Entries from a dataset of interfaces
- - - - -

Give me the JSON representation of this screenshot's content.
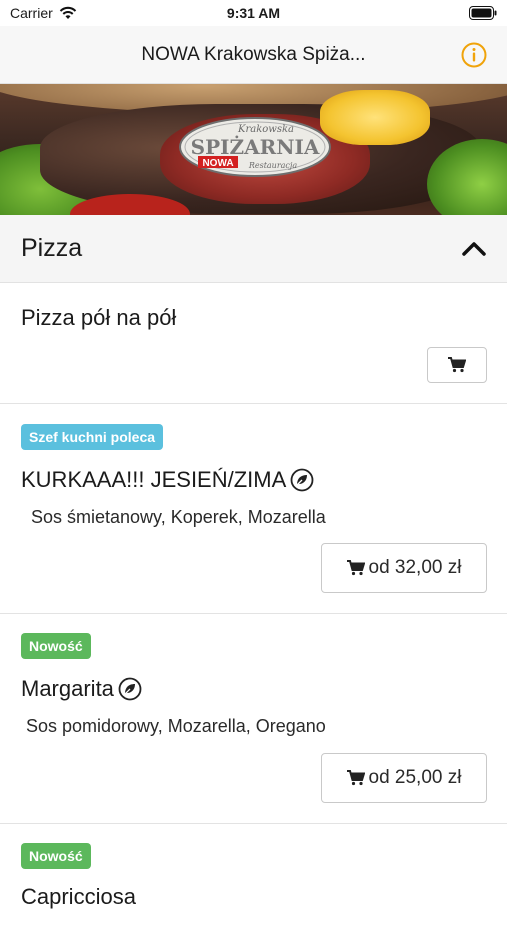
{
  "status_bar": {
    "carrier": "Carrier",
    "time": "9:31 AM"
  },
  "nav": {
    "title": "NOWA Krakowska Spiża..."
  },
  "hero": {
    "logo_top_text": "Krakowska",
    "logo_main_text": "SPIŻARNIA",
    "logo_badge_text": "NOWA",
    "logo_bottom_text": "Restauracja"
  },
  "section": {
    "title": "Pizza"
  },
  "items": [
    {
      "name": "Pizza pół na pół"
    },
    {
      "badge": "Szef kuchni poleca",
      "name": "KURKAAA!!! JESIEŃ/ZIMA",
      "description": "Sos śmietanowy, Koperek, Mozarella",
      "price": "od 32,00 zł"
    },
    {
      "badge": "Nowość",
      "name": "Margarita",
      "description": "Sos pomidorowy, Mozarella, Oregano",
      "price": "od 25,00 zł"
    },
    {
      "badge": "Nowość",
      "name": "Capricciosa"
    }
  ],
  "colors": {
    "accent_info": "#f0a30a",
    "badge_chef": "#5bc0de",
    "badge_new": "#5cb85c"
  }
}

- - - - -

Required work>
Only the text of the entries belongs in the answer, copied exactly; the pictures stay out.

Exercise response>
Give me the JSON representation of this screenshot's content.
{
  "status_bar": {
    "carrier": "Carrier",
    "time": "9:31 AM"
  },
  "nav": {
    "title": "NOWA Krakowska Spiża..."
  },
  "hero": {
    "logo_top_text": "Krakowska",
    "logo_main_text": "SPIŻARNIA",
    "logo_badge_text": "NOWA",
    "logo_bottom_text": "Restauracja"
  },
  "section": {
    "title": "Pizza"
  },
  "items": [
    {
      "name": "Pizza pół na pół"
    },
    {
      "badge": "Szef kuchni poleca",
      "name": "KURKAAA!!! JESIEŃ/ZIMA",
      "description": "Sos śmietanowy, Koperek, Mozarella",
      "price": "od 32,00 zł"
    },
    {
      "badge": "Nowość",
      "name": "Margarita",
      "description": "Sos pomidorowy, Mozarella, Oregano",
      "price": "od 25,00 zł"
    },
    {
      "badge": "Nowość",
      "name": "Capricciosa"
    }
  ],
  "colors": {
    "accent_info": "#f0a30a",
    "badge_chef": "#5bc0de",
    "badge_new": "#5cb85c"
  }
}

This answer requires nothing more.